It’s not what you think — Arizona, Florida, California or other warm areas. According to the new Global AgeWatch Index, a division of HealthyAge International, a nonprofit committed to healthy aging worldwide.
Based on 4 well-being categories : income, health, employment and education and an enabling environment. “Countries with high marks are likely to have social policies that benefit an aging population, such as universal pension or health coverage for all seniors.” Pictured here are some of the top countries including #1) Sweden, #2) Norway, #3) Germany, #4) Netherlands, #5) Canada, #6) Switzerland and #7) New Zealand. I find this particularly interesting as I’ve always been drawn to these cool, elegant countries. Having just returned from Reykjavik, I’m eager to see the rest on this bucket list of mine.
The United States came out with uneven rankings, though it did come in at #8). “While more than 80 percent of senior citizens in the U.S. are covered by a pension, almost a quarter live in relative poverty,” which lowered its ranking.

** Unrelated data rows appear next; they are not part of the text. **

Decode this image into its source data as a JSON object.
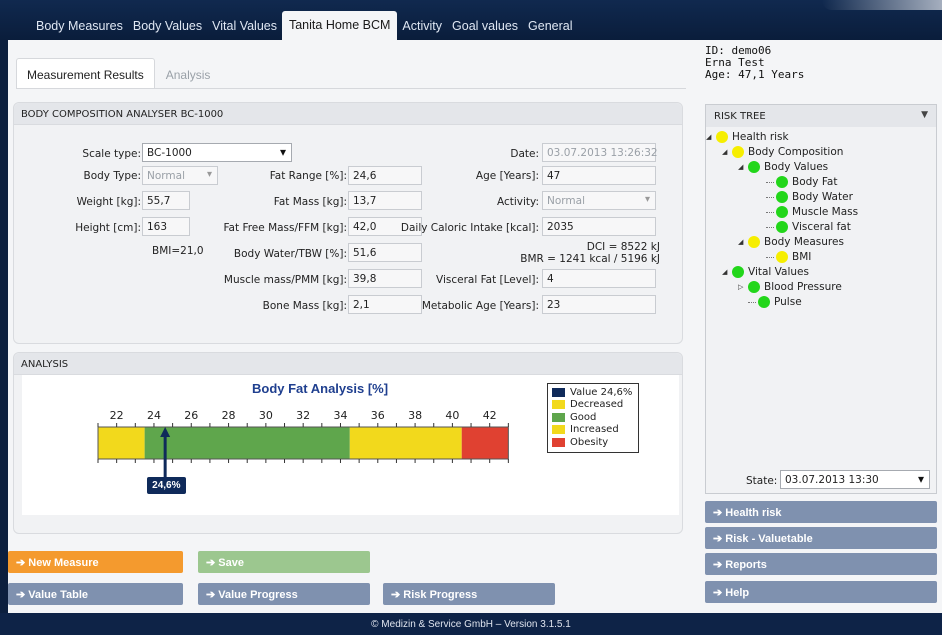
{
  "nav": {
    "tabs": [
      "Body Measures",
      "Body Values",
      "Vital Values",
      "Tanita Home BCM",
      "Activity",
      "Goal values",
      "General"
    ],
    "active_index": 3
  },
  "patient": {
    "id": "ID: demo06",
    "name": "Erna Test",
    "age": "Age: 47,1 Years"
  },
  "subtabs": {
    "results": "Measurement Results",
    "analysis": "Analysis"
  },
  "composition": {
    "title": "BODY COMPOSITION ANALYSER BC-1000",
    "scale_type_label": "Scale type:",
    "scale_type_value": "BC-1000",
    "body_type_label": "Body Type:",
    "body_type_value": "Normal",
    "weight_label": "Weight [kg]:",
    "weight_value": "55,7",
    "height_label": "Height [cm]:",
    "height_value": "163",
    "bmi": "BMI=21,0",
    "fat_range_label": "Fat Range [%]:",
    "fat_range_value": "24,6",
    "fat_mass_label": "Fat Mass [kg]:",
    "fat_mass_value": "13,7",
    "ffm_label": "Fat Free Mass/FFM [kg]:",
    "ffm_value": "42,0",
    "tbw_label": "Body Water/TBW [%]:",
    "tbw_value": "51,6",
    "pmm_label": "Muscle mass/PMM [kg]:",
    "pmm_value": "39,8",
    "bone_label": "Bone Mass [kg]:",
    "bone_value": "2,1",
    "date_label": "Date:",
    "date_value": "03.07.2013 13:26:32",
    "age_label": "Age [Years]:",
    "age_value": "47",
    "activity_label": "Activity:",
    "activity_value": "Normal",
    "dci_label": "Daily Caloric Intake [kcal]:",
    "dci_value": "2035",
    "dci_text": "DCI = 8522 kJ",
    "bmr_text": "BMR = 1241 kcal / 5196 kJ",
    "visceral_label": "Visceral Fat [Level]:",
    "visceral_value": "4",
    "metabolic_label": "Metabolic Age [Years]:",
    "metabolic_value": "23"
  },
  "analysis": {
    "title": "ANALYSIS"
  },
  "chart_data": {
    "type": "bar",
    "title": "Body Fat Analysis [%]",
    "xlim": [
      21,
      44
    ],
    "ticks": [
      22,
      24,
      26,
      28,
      30,
      32,
      34,
      36,
      38,
      40,
      42
    ],
    "segments": [
      {
        "name": "Decreased",
        "from": 21,
        "to": 23.5,
        "color": "#f2d91c"
      },
      {
        "name": "Good",
        "from": 23.5,
        "to": 34.5,
        "color": "#5fa64c"
      },
      {
        "name": "Increased",
        "from": 34.5,
        "to": 40.5,
        "color": "#f2d91c"
      },
      {
        "name": "Obesity",
        "from": 40.5,
        "to": 43,
        "color": "#e04131"
      }
    ],
    "value": 24.6,
    "value_label": "24,6%",
    "legend": [
      {
        "label": "Value 24,6%",
        "color": "#0f2a5a"
      },
      {
        "label": "Decreased",
        "color": "#f2d91c"
      },
      {
        "label": "Good",
        "color": "#5fa64c"
      },
      {
        "label": "Increased",
        "color": "#f2d91c"
      },
      {
        "label": "Obesity",
        "color": "#e04131"
      }
    ]
  },
  "risk_tree": {
    "title": "RISK TREE",
    "nodes": [
      {
        "label": "Health risk",
        "color": "yellow"
      },
      {
        "label": "Body Composition",
        "color": "yellow"
      },
      {
        "label": "Body Values",
        "color": "green"
      },
      {
        "label": "Body Fat",
        "color": "green"
      },
      {
        "label": "Body Water",
        "color": "green"
      },
      {
        "label": "Muscle Mass",
        "color": "green"
      },
      {
        "label": "Visceral fat",
        "color": "green"
      },
      {
        "label": "Body Measures",
        "color": "yellow"
      },
      {
        "label": "BMI",
        "color": "yellow"
      },
      {
        "label": "Vital Values",
        "color": "green"
      },
      {
        "label": "Blood Pressure",
        "color": "green"
      },
      {
        "label": "Pulse",
        "color": "green"
      }
    ],
    "state_label": "State:",
    "state_value": "03.07.2013 13:30"
  },
  "side_buttons": [
    "Health risk",
    "Risk - Valuetable",
    "Reports",
    "Help"
  ],
  "bottom_buttons": {
    "new_measure": "New Measure",
    "save": "Save",
    "value_table": "Value Table",
    "value_progress": "Value Progress",
    "risk_progress": "Risk Progress"
  },
  "colors": {
    "nav_bg": "#0c1f3e",
    "new_measure": "#f49a2e",
    "save": "#9cc78f",
    "button": "#7f91af"
  },
  "footer": "© Medizin & Service GmbH – Version 3.1.5.1"
}
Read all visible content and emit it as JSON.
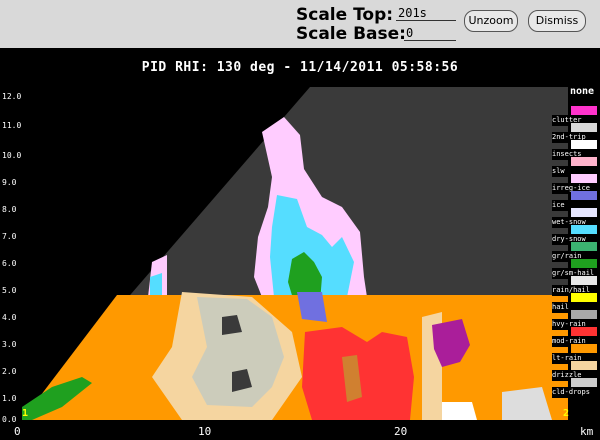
{
  "controls": {
    "scale_top_label": "Scale Top:",
    "scale_top_value": "201s",
    "scale_base_label": "Scale Base:",
    "scale_base_value": "0",
    "unzoom_label": "Unzoom",
    "dismiss_label": "Dismiss"
  },
  "plot": {
    "title": "PID  RHI: 130 deg  -  11/14/2011 05:58:56",
    "y_ticks": [
      "0.0",
      "1.0",
      "2.0",
      "3.0",
      "4.0",
      "5.0",
      "6.0",
      "7.0",
      "8.0",
      "9.0",
      "10.0",
      "11.0",
      "12.0"
    ],
    "x_ticks": [
      "0",
      "10",
      "20"
    ],
    "x_unit": "km",
    "corner_left": "1",
    "corner_right": "2"
  },
  "legend": {
    "title": "none",
    "items": [
      {
        "label": "clutter",
        "color": "#ff33cc"
      },
      {
        "label": "2nd-trip",
        "color": "#d9d9d9"
      },
      {
        "label": "insects",
        "color": "#ffffff"
      },
      {
        "label": "slw",
        "color": "#ffb3cc"
      },
      {
        "label": "irreg-ice",
        "color": "#ffccff"
      },
      {
        "label": "ice",
        "color": "#7070e0"
      },
      {
        "label": "wet-snow",
        "color": "#e6e6ff"
      },
      {
        "label": "dry-snow",
        "color": "#55ddff"
      },
      {
        "label": "gr/rain",
        "color": "#3cb371"
      },
      {
        "label": "gr/sm-hail",
        "color": "#1fa01f"
      },
      {
        "label": "rain/hail",
        "color": "#e8e8e8"
      },
      {
        "label": "hail",
        "color": "#ffff00"
      },
      {
        "label": "hvy-rain",
        "color": "#a8a8a8"
      },
      {
        "label": "mod-rain",
        "color": "#ff3333"
      },
      {
        "label": "lt-rain",
        "color": "#ff9900"
      },
      {
        "label": "drizzle",
        "color": "#f5d5a0"
      },
      {
        "label": "cld-drops",
        "color": "#cccccc"
      }
    ]
  }
}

“On the plus side, Americans are educated and likely to be employed between the ages of 55 to 64. Ninety percent of people more than 50 said they have relatives or friends they can count on when they need help. This could be a huge health boost for American seniors: Social support and activity is strongly associated with a lower risk for physical and mental disease, disability and early death, according to numerous studies and a review from the U.S. Centers for Disease Control and Prevention.”

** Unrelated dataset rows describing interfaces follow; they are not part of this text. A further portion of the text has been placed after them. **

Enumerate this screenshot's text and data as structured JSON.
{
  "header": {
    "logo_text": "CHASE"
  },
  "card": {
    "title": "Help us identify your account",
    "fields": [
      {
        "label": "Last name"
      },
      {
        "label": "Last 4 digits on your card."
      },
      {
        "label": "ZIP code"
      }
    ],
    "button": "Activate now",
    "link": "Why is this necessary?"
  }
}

Enjoy the photos of the entire list provided by Annie Hauser in Weather.com. At the end of the article, click through “The Worst Thing About Your State” to learn some unpleasant statistics about each of them.